No sooner does Ai go into porn does she finally meet Toshi, who she has been text messaging back and forth over the past year. Having much in common, such as their isolation from the rest of the world, the two enters into a passionate love affair. But as Ai would tell Toshi later in the movie, she feels more alone when she’s with him than when she didn’t have him. This is because Toshi is emotionally unavailable, and is still haunted by his sister’s suicide. How can two people love each other when they aren’t even able to confide in each other about their grief? Obviously, they can’t.
“Platonic Sex” is not the happiest movie in the world. It’s a sometimes too bleak (but very honest) look at Japanese society, at the life of an average Japanese youth, and at whatever limited possibilities that exists in the world for people like Ai, who has no direction whatsoever. Ai’s life revolves around endless shopping and clinging to her precious cellphone. The phone is her lifeline, the one thing that convinces her she’s not alone, that a friend is always within reach, even if that proves not to be the case. The illusion of possibilities is what’s important, and for someone who has no real hope for herself, illusions matter.
Which isn’t to say “Platonic Sex” is an eternally depressing movie. There are a number of bright spots, one being the presence of Hiroshi Abe, who plays Ishikawa, a flamboyant millionaire who thinks nothing about spending away his fortunes in a given night. We don’t know much about Ishikawa — where he comes from, who he is, or even where he gets his seemingly endless supply of money — but Hiroshi Abe is a terrific welcome to what might have otherwise been nothing more than an exercise in nihilism.
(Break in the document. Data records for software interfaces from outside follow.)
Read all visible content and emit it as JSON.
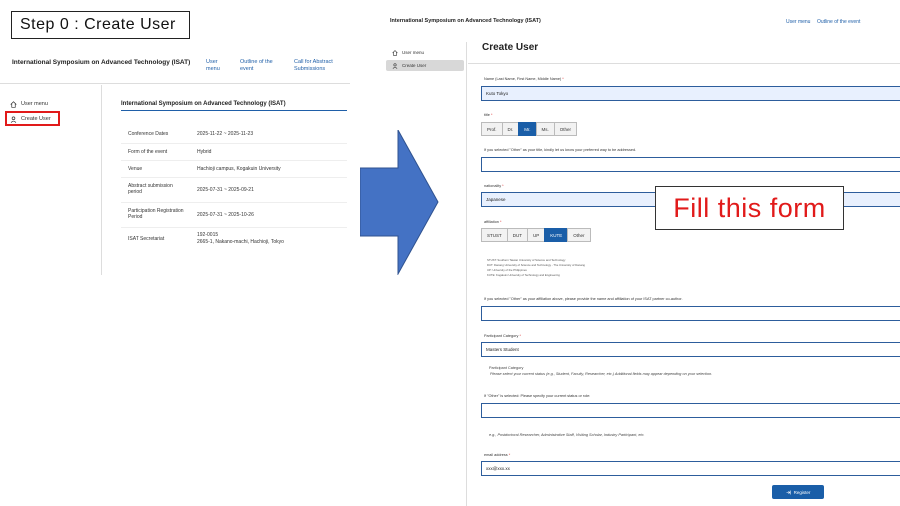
{
  "step_label": "Step 0 : Create User",
  "callout": "Fill this form",
  "left_screen": {
    "site_title": "International Symposium on Advanced Technology (ISAT)",
    "nav": [
      {
        "label": "User menu"
      },
      {
        "label": "Outline of the event"
      },
      {
        "label": "Call for Abstract Submissions"
      }
    ],
    "sidebar": [
      {
        "label": "User menu",
        "icon": "home-icon"
      },
      {
        "label": "Create User",
        "icon": "user-icon",
        "highlighted": true
      }
    ],
    "panel_title": "International Symposium on Advanced Technology (ISAT)",
    "rows": [
      {
        "key": "Conference Dates",
        "value": "2025-11-22 ~ 2025-11-23"
      },
      {
        "key": "Form of the event",
        "value": "Hybrid"
      },
      {
        "key": "Venue",
        "value": "Hachioji campus, Kogakuin University"
      },
      {
        "key": "Abstract submission period",
        "value": "2025-07-31 ~ 2025-09-21"
      },
      {
        "key": "Participation Registration Period",
        "value": "2025-07-31 ~ 2025-10-26"
      },
      {
        "key": "ISAT Secretariat",
        "value": "192-0015\n2665-1, Nakano-machi, Hachioji, Tokyo"
      }
    ],
    "highlight_color": "#e11a1a"
  },
  "right_screen": {
    "site_title": "International Symposium on Advanced Technology (ISAT)",
    "nav": [
      {
        "label": "User menu"
      },
      {
        "label": "Outline of the event"
      }
    ],
    "sidebar": [
      {
        "label": "User menu",
        "icon": "home-icon"
      },
      {
        "label": "Create User",
        "icon": "user-icon",
        "active": true
      }
    ],
    "form_title": "Create User",
    "name": {
      "label": "Name (Last Name, First Name, Middle Name)",
      "required": "*",
      "value": "Kuto Tokyo"
    },
    "title": {
      "label": "title",
      "required": "*",
      "options": [
        "Prof.",
        "Dr.",
        "Mr.",
        "Ms.",
        "Other"
      ],
      "selected": "Mr."
    },
    "title_other": {
      "label": "If you selected \"Other\" as your title, kindly let us know your preferred way to be addressed.",
      "value": ""
    },
    "nationality": {
      "label": "nationality",
      "required": "*",
      "value": "Japanese"
    },
    "affiliation": {
      "label": "affiliation",
      "required": "*",
      "options": [
        "STUST",
        "DUT",
        "UP",
        "KUTE",
        "Other"
      ],
      "selected": "KUTE",
      "notes": [
        "STUST: Southern Taiwan University of Science and Technology",
        "DUT: Danang University of Science and Technology - The University of Danang",
        "UP: University of the Philippines",
        "KUTE: Kogakuin University of Technology and Engineering"
      ]
    },
    "affiliation_other": {
      "label": "If you selected \"Other\" as your affiliation above, please provide the name and affiliation of your ISAT partner co-author.",
      "value": ""
    },
    "participant_category": {
      "label": "Participant Category",
      "required": "*",
      "value": "Masters Student",
      "note_title": "Participant Category",
      "note_text": "Please select your current status (e.g., Student, Faculty, Researcher, etc.) Additional fields may appear depending on your selection."
    },
    "status_other": {
      "label": "If \"Other\" is selected: Please specify your current status or role:",
      "value": "",
      "example": "e.g., Postdoctoral Researcher, Administrative Staff, Visiting Scholar, Industry Participant, etc."
    },
    "email": {
      "label": "email address",
      "required": "*",
      "value": "xxx@xxx.xx"
    },
    "register_label": "Register",
    "accent_color": "#1a5ea8"
  }
}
Co-star Maho Nonami, as a hostess turned single mother, also provides good counterbalance to the misery of Ai and Toshi’s life. The movie does a very wise thing by balancing out the depression with the sunshine, or at least the possibilities of sunshine as embodied by the tough Akemi and the carefree Ishikawa. The two characters remind us, as well as the two leads, that life isn’t all about death, debts, shopping, cellphones, and depression; that there are other things out there to be found if only they would look instead of remaining steadfastly muddled in the quicksand that is their self-inflicted grief and pain.
“Platonic Sex” actually has a lot in common with the teen drama “Pump Up the Volume”, which also speaks volumes (no pun intended) about the isolation teens feels in a world that no longer understands them, or cares to try. As in “Volume”, the characters in “Sex” are not doomed to this type of life; it’s about choices, and all they have to do is make a choice to turn away the darkness, or at least an attempt toward that end.
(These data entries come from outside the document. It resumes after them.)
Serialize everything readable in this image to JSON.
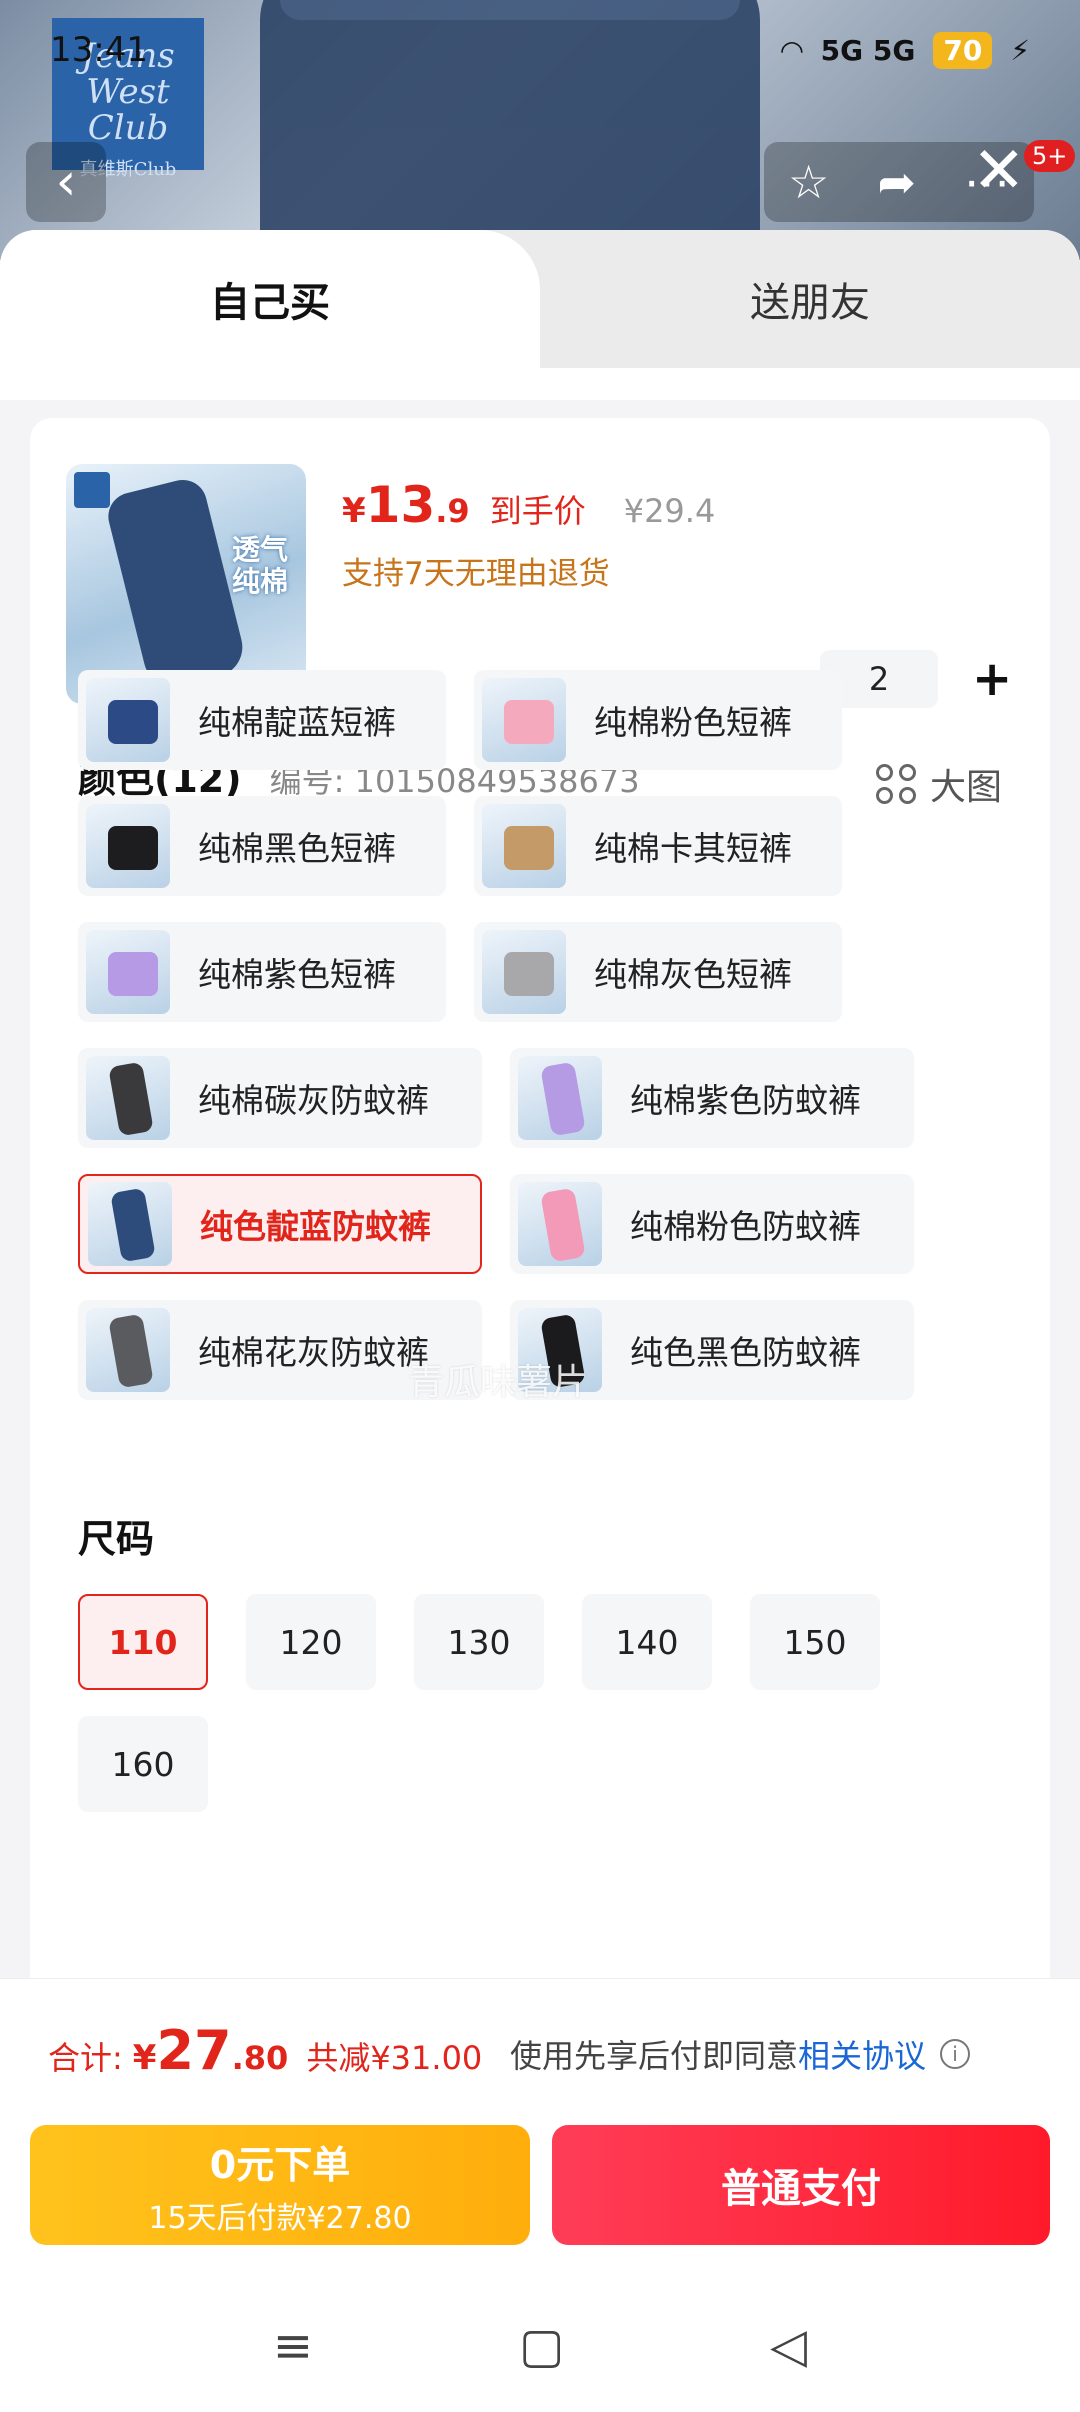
{
  "status": {
    "time": "13:41",
    "network": "5G 5G",
    "battery": "70"
  },
  "header_bg": {
    "brand_logo_text": "Jeans West Club",
    "brand_logo_sub": "真维斯Club",
    "notification_count": "5+"
  },
  "tabs": [
    {
      "label": "自己买",
      "active": true
    },
    {
      "label": "送朋友",
      "active": false
    }
  ],
  "product": {
    "thumb_text": "透气纯棉",
    "price_symbol": "¥",
    "price_int": "13",
    "price_dec": ".9",
    "price_label": "到手价",
    "original_price": "¥29.4",
    "return_policy": "支持7天无理由退货",
    "quantity": "2",
    "qty_minus": "−",
    "qty_plus": "+"
  },
  "color_section": {
    "title": "颜色(12)",
    "code": "编号: 10150849538673",
    "big_image_label": "大图",
    "options": [
      {
        "label": "纯棉靛蓝短裤",
        "swatch": "#2c4a86",
        "style": "short",
        "selected": false
      },
      {
        "label": "纯棉粉色短裤",
        "swatch": "#f5a9bd",
        "style": "short",
        "selected": false
      },
      {
        "label": "纯棉黑色短裤",
        "swatch": "#1d1d1f",
        "style": "short",
        "selected": false
      },
      {
        "label": "纯棉卡其短裤",
        "swatch": "#c39a68",
        "style": "short",
        "selected": false
      },
      {
        "label": "纯棉紫色短裤",
        "swatch": "#b69ae6",
        "style": "short",
        "selected": false
      },
      {
        "label": "纯棉灰色短裤",
        "swatch": "#a8a8aa",
        "style": "short",
        "selected": false
      },
      {
        "label": "纯棉碳灰防蚊裤",
        "swatch": "#3a3a3c",
        "style": "long",
        "selected": false
      },
      {
        "label": "纯棉紫色防蚊裤",
        "swatch": "#b59ae4",
        "style": "long",
        "selected": false
      },
      {
        "label": "纯色靛蓝防蚊裤",
        "swatch": "#2d4c7c",
        "style": "long",
        "selected": true
      },
      {
        "label": "纯棉粉色防蚊裤",
        "swatch": "#f39ab8",
        "style": "long",
        "selected": false
      },
      {
        "label": "纯棉花灰防蚊裤",
        "swatch": "#5a5b5e",
        "style": "long",
        "selected": false
      },
      {
        "label": "纯色黑色防蚊裤",
        "swatch": "#1b1b1d",
        "style": "long",
        "selected": false
      }
    ]
  },
  "size_section": {
    "title": "尺码",
    "sizes": [
      {
        "label": "110",
        "selected": true
      },
      {
        "label": "120",
        "selected": false
      },
      {
        "label": "130",
        "selected": false
      },
      {
        "label": "140",
        "selected": false
      },
      {
        "label": "150",
        "selected": false
      },
      {
        "label": "160",
        "selected": false
      }
    ]
  },
  "watermark": "青瓜味薯片",
  "footer": {
    "total_label": "合计:",
    "total_symbol": "¥",
    "total_int": "27",
    "total_dec": ".80",
    "savings": "共减¥31.00",
    "agree_text": "使用先享后付即同意",
    "agree_link": "相关协议",
    "pay_later_title": "0元下单",
    "pay_later_sub": "15天后付款¥27.80",
    "pay_now": "普通支付"
  },
  "colors": {
    "accent_red": "#e1251b",
    "pay_later_yellow": "#ffb812",
    "link_blue": "#1a66d6"
  }
}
Ai and Toshi are at the crossroads of their life, and mistakes are plenty and unavoidable. The trick, the film seems to be saying, is to realize that life isn’t perfect, but it is worth living, and accepting that notion is a good enough start.
FYI: Despite its title and subject matter, “Platonic Sex” is not about sex. The movie is relatively low on nudity, although we do see lead Saki Kagama in various stages of undress. And despite Ai’s journey through the porn industry, there are no graphic porn scenes to turn off viewers. The film is about acceptance and self-realization, not skin.
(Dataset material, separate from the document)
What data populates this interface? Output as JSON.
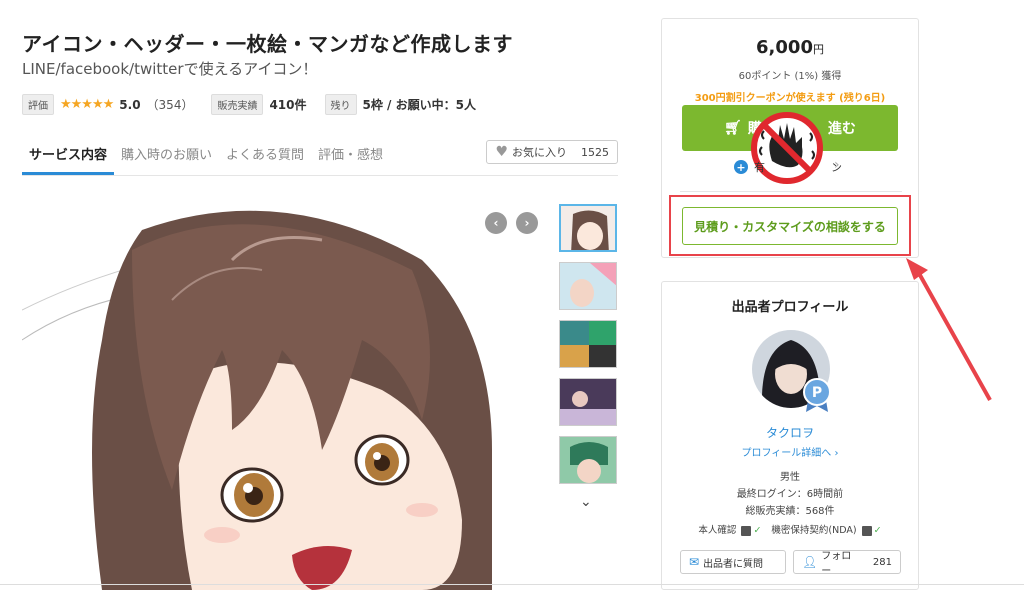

Masako Matsuura (director) / Ai Iijima (screenplay)
CAST: Joh Odagiri …. Toshi
Hiroshi Abe …. Ishikawa
Saki Kagama … Aoi/Ai
Kenjiro Ishimaru …. Yoshio
Taishu Kase …. Kanei
Toshie Negishi …. Yukiko
Maho Nonami …. Akemi